Striving for flawlessness bolsters health for some, not others
BOSTON — People who demand perfection of themselves may be affected, often for the worse, by the fact that they can’t live up to that standard. But under some circumstances, perfectionism may help people to live longer.
Pregnant women who feel like they should be ideal mothers display an elevated risk for developing postpartum depression, scientists reported May 30 at the Association for Psychological Science annual convention. Yet, perfectionist seniors who develop diabetes for the first time tend to survive longer than their less exacting peers facing the same health predicament, according to an investigation presented at the same meeting session.

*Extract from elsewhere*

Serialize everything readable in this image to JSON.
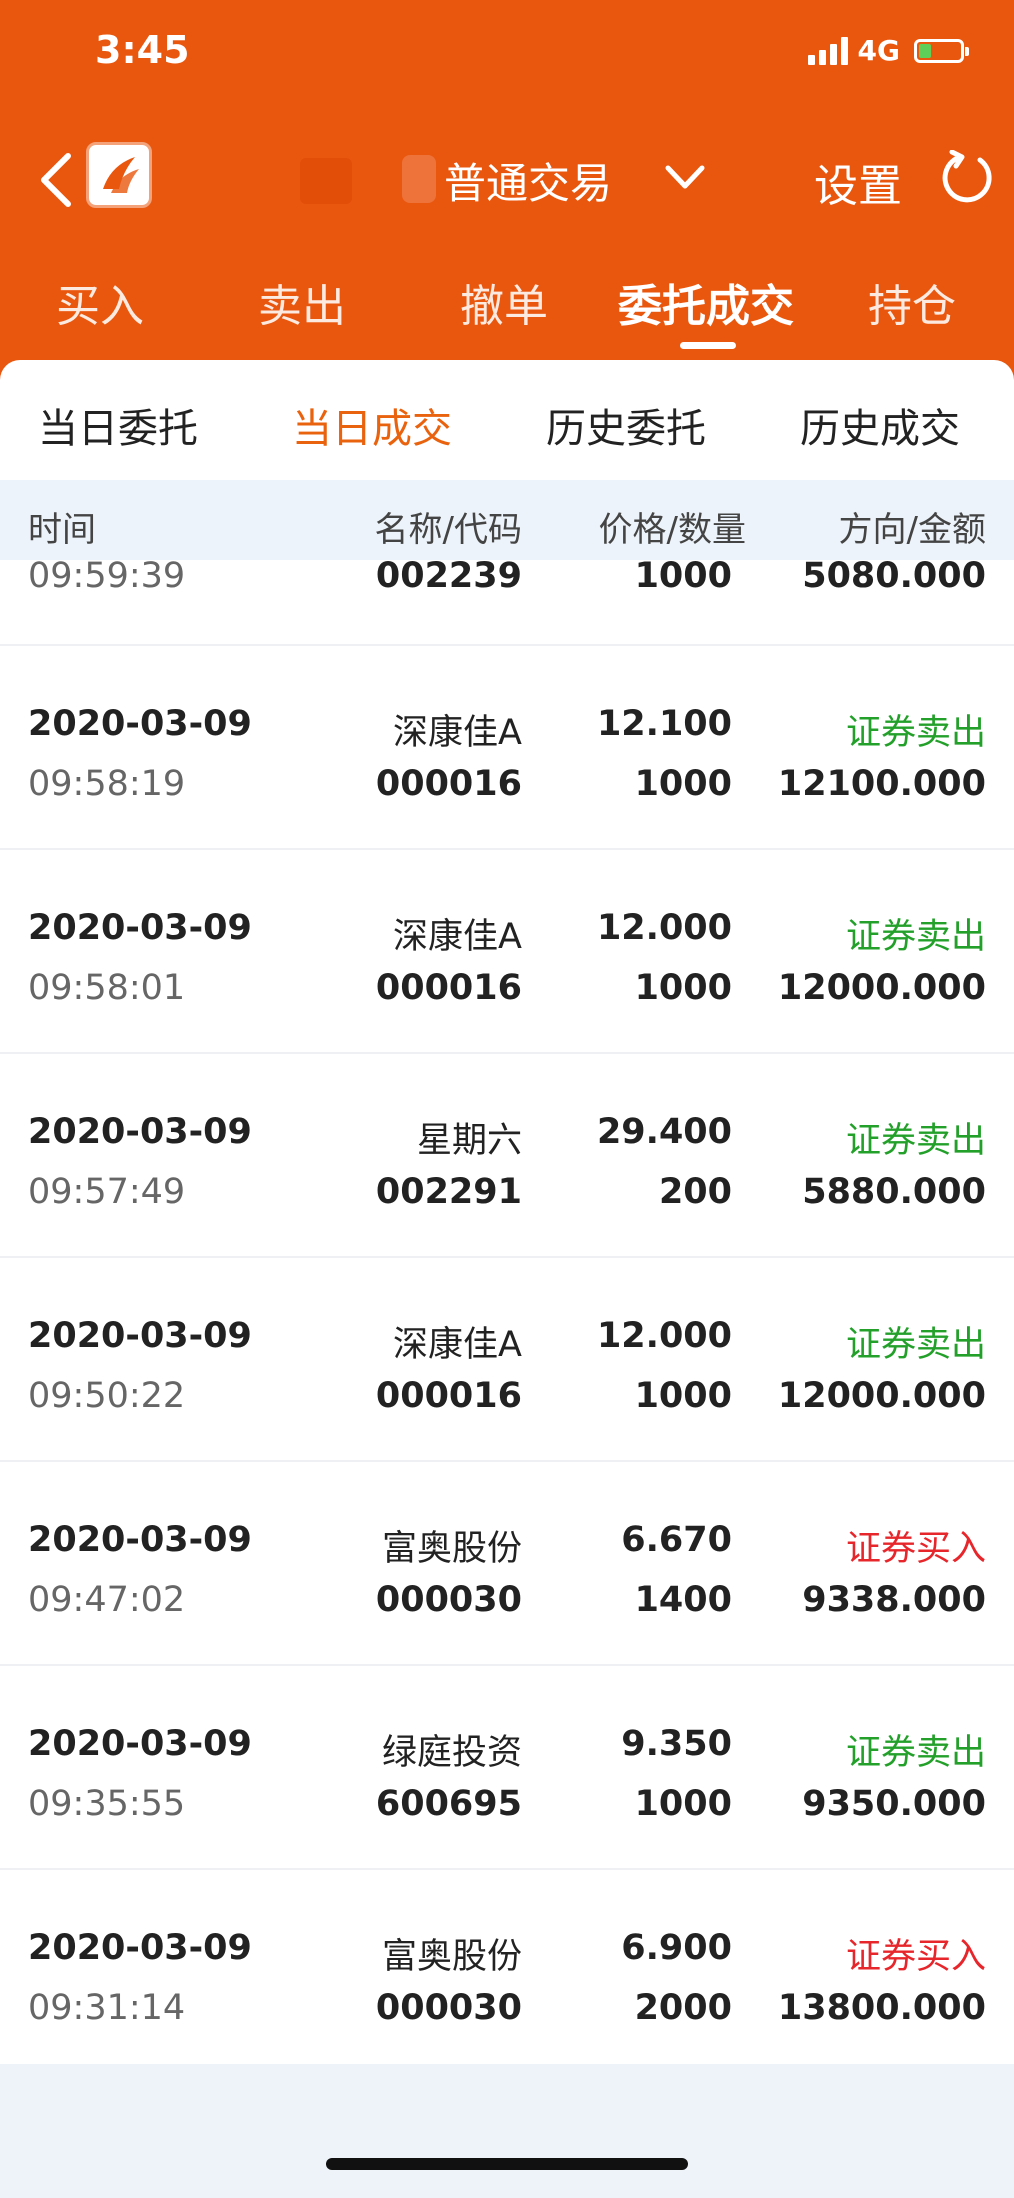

The director of the diabetic study, Prem Fry of Trinity Western University in Langley, Canada, called the finding “highly unexpected.” Fry had suspected that death might come especially quickly for perfectionist seniors with diabetes.